Devout consumption is of the nature of vicarious consumption. This canon of devout austerity is based on the pecuniary reputability of conspicuously wasteful consumption, backed by the principle that vicarious consumption should conspicuously not conduce to the comfort of the vicarious consumer.
For a creative principle, capable of serving as motive to invention and innovation in fashions, we shall have to go back to the primitive, non-economic motive with which apparel originated?the motive of adornment...The changing styles are the expression of a restless search for something which shall commend itself to our aesthetic sense; but as each innovation is subject to the selective action of the norm of conspicuous waste, the range within which innovation can take place is somewhat restricted.
If it?s working were not disturbed by other economic forces or other features of the emulative process, the immediate effect of... a pecuniary struggle... would be to make men industrious and frugal...This is more especially true of the laboring classes in a sedentary community which is at an agricultural stage of industry, in which there is a considerable subdivision of industry, and whose laws and customs secure to these classes a more or less definite share of the product of their industry...since labor is their recognized and accepted mode of life, they take some emulative pride in a reputation for efficiency in their work.
In making use of the term "invidious"... there is no intention to extol or depreciate, or to commend or deplore any of the phenomena which the word is used to characterize. The term is used in a technical sense as describing a comparison of persons with a view to rating and grading them in respect of relative worth or value?in an aesthetic or moral sense?and so awarding and defining the relative degrees of complacency with which they may legitimately be contemplated by themselves and by others. An invidious comparison is a process of valuation of persons in respect of worth.
In the struggle to outdo one another the city population push their normal standard of conspicuous consumption to a higher point, with the result that a relatively greater expenditure in this direction is required to indicate a given degree of pecuniary decency in the city...this requirement of decent appearance must be lived up to on pain of losing caste.
It is especially the latter-day system of transport and communication as it works out under the new order highly mechanical and exactingly scheduled for time, date and place -- that so controls and standardizes the ordinary life of the common man on mechanical lines.

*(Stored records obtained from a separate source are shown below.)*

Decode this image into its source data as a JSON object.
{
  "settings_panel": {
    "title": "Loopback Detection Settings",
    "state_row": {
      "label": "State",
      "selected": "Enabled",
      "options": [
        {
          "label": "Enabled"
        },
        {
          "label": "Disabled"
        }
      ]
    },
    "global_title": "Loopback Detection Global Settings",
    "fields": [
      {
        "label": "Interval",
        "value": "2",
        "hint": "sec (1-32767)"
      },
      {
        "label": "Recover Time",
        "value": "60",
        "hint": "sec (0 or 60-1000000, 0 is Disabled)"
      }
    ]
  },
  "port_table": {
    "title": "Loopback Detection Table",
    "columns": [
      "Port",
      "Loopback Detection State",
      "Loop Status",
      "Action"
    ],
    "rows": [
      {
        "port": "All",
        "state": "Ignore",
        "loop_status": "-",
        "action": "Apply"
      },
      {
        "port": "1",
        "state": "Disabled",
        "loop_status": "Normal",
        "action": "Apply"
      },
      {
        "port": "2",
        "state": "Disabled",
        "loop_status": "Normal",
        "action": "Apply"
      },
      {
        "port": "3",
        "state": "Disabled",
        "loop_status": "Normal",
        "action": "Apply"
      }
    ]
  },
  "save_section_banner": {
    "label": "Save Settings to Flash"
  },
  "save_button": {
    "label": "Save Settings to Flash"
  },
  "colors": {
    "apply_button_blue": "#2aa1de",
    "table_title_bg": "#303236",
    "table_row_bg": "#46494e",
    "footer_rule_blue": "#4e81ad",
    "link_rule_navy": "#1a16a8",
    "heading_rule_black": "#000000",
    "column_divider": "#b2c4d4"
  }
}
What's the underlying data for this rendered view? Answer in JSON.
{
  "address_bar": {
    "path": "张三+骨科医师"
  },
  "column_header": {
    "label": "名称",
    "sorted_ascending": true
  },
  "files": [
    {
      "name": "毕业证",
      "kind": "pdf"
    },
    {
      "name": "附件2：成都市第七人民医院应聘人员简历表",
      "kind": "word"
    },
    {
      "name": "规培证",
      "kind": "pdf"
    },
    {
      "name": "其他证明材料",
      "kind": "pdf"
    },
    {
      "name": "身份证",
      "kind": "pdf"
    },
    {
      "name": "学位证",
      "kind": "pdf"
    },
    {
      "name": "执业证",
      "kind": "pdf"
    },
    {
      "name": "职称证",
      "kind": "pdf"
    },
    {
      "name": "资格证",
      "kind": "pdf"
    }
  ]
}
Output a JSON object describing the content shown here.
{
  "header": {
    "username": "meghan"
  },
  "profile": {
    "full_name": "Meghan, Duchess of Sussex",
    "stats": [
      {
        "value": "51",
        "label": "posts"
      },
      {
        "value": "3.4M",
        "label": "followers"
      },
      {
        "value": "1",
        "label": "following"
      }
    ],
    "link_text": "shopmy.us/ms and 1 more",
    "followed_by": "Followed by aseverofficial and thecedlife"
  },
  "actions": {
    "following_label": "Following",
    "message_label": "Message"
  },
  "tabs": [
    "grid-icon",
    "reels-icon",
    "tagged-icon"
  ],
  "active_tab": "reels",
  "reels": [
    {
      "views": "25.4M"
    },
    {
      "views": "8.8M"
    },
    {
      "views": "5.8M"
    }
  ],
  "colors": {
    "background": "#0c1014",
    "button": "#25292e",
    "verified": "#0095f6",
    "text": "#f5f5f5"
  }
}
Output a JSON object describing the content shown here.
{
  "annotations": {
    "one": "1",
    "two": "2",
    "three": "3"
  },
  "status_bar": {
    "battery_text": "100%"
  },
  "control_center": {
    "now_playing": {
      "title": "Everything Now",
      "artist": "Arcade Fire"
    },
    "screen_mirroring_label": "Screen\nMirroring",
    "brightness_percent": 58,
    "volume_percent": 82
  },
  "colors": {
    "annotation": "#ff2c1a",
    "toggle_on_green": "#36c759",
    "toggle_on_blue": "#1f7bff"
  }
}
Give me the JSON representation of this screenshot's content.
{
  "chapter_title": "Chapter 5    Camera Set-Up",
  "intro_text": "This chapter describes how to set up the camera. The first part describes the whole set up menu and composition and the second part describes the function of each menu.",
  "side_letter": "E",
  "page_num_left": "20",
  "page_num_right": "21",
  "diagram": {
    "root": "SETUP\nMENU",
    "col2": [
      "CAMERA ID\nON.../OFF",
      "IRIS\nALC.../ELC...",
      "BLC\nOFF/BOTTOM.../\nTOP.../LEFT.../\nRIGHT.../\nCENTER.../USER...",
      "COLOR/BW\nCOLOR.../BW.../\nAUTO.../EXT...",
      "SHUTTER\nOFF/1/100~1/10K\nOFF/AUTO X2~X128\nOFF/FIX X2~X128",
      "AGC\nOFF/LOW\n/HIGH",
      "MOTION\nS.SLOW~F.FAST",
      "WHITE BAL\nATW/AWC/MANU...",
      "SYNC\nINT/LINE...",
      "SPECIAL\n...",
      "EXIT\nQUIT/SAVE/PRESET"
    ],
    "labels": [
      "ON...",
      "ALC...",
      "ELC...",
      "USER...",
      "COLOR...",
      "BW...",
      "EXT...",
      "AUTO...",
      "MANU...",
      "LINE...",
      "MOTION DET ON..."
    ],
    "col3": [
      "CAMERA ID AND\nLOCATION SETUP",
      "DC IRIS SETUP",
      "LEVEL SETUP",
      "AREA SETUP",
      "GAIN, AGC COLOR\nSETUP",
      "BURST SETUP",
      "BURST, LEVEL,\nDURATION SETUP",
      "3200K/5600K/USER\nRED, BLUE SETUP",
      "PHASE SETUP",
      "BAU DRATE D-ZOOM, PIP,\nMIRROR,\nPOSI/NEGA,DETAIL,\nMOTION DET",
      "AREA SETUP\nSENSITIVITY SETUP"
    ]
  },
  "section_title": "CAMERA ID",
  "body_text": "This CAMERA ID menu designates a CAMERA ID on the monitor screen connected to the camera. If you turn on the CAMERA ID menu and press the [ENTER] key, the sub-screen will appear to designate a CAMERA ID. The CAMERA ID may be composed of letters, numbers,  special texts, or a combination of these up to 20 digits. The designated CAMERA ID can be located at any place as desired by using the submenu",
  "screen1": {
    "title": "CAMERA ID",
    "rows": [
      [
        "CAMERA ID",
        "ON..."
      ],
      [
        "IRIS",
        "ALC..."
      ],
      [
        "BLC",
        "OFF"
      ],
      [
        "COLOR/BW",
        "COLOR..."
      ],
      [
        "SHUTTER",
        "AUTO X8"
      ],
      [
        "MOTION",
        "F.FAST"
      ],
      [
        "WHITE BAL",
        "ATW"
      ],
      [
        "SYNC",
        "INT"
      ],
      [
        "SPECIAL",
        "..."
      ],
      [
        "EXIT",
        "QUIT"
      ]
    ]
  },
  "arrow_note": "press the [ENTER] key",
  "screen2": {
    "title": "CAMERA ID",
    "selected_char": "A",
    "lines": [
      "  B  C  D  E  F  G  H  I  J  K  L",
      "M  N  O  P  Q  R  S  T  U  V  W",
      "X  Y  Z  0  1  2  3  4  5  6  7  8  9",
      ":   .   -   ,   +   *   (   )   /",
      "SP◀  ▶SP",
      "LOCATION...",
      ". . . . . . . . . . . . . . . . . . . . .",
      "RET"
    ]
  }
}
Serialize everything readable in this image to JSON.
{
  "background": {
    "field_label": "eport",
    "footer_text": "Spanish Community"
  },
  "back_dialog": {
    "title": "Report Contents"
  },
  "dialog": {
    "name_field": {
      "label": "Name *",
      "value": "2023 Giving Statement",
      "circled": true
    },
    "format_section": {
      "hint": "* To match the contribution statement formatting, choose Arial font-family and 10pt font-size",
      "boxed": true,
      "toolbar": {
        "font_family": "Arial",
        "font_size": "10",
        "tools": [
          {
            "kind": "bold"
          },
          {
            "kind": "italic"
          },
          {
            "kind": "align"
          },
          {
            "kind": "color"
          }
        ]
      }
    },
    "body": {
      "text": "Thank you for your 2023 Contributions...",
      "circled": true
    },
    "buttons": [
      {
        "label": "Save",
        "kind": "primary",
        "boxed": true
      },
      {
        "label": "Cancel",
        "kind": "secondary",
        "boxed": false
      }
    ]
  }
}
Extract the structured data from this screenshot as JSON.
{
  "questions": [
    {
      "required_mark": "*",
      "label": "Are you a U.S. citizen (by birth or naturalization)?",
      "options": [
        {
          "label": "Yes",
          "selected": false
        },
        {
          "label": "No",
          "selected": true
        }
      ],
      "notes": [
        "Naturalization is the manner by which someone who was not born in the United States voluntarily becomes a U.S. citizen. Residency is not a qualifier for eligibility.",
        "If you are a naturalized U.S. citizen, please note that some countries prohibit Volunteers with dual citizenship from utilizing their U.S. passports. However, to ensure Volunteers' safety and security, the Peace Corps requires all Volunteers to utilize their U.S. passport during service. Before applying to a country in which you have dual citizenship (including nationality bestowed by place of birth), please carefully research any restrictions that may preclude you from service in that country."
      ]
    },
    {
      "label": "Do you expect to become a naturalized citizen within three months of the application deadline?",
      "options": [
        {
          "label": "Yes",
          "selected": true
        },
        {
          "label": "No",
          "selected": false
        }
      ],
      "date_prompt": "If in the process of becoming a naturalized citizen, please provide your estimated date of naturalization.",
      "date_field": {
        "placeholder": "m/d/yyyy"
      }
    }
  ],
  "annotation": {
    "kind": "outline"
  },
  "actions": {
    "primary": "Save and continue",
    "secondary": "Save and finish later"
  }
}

Leisure held the first place at the start, and came to hold a rank very much above wasteful consumption of goods... From that point onward, consumption has gained ground, until, at present, it unquestionably holds the primacy.